### Your objective
Which lines in the records below mention the word "icon"? Copy each one out.

### Website and app data records
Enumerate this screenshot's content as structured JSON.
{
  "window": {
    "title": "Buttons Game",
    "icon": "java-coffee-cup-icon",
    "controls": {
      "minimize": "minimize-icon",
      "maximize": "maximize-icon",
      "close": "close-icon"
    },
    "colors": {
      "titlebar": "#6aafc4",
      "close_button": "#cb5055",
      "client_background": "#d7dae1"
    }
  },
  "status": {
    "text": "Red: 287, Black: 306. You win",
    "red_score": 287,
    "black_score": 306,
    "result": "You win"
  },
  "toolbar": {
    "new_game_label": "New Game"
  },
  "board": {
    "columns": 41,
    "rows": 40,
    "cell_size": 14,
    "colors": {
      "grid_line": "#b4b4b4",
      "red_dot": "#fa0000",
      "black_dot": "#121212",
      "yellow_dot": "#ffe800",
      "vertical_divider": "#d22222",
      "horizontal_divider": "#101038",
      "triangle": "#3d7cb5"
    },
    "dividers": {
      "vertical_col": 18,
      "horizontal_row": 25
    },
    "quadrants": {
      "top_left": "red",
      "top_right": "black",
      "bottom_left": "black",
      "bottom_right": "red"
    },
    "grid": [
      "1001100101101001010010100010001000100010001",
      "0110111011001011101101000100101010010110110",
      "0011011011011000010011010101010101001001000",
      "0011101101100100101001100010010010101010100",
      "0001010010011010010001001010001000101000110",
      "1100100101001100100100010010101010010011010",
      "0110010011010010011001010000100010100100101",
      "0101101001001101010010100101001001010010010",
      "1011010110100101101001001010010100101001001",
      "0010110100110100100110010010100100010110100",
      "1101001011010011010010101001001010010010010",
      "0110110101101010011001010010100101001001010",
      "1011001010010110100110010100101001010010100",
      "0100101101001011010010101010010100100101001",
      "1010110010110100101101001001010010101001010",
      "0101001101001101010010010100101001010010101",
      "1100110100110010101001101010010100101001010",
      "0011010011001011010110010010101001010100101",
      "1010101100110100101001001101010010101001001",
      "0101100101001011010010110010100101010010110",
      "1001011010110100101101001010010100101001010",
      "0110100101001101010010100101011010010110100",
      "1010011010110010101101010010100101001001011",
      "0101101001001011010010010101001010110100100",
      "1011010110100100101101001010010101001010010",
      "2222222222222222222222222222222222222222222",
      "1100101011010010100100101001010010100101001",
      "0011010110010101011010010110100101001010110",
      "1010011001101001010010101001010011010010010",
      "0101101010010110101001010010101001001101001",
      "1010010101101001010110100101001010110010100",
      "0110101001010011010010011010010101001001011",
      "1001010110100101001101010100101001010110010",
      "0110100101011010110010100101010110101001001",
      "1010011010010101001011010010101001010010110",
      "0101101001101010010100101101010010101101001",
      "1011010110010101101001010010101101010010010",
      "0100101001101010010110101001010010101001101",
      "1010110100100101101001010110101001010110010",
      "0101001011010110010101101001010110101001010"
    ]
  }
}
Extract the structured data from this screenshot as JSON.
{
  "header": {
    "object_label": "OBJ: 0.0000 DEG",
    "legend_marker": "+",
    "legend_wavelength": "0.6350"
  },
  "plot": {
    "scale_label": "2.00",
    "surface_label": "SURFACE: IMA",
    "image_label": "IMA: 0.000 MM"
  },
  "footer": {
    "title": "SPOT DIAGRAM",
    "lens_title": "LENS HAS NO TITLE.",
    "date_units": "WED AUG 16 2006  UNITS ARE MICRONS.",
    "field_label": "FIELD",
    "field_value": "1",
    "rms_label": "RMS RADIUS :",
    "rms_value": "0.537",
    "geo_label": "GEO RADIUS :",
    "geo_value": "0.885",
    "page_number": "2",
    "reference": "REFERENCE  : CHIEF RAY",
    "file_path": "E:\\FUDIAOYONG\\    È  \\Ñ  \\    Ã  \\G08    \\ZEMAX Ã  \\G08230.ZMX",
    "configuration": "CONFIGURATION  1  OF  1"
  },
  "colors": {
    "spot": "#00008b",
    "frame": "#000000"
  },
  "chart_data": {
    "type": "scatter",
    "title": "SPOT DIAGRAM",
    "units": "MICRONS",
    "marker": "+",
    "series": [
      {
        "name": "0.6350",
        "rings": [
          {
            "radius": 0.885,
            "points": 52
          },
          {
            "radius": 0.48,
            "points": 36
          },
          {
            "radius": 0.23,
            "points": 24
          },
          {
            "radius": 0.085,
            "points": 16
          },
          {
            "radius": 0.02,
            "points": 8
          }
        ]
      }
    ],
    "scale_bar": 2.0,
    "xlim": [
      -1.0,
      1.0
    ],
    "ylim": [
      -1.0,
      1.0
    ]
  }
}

### Task output
    "icon": "java-coffee-cup-icon",
      "minimize": "minimize-icon",
      "maximize": "maximize-icon",
      "close": "close-icon"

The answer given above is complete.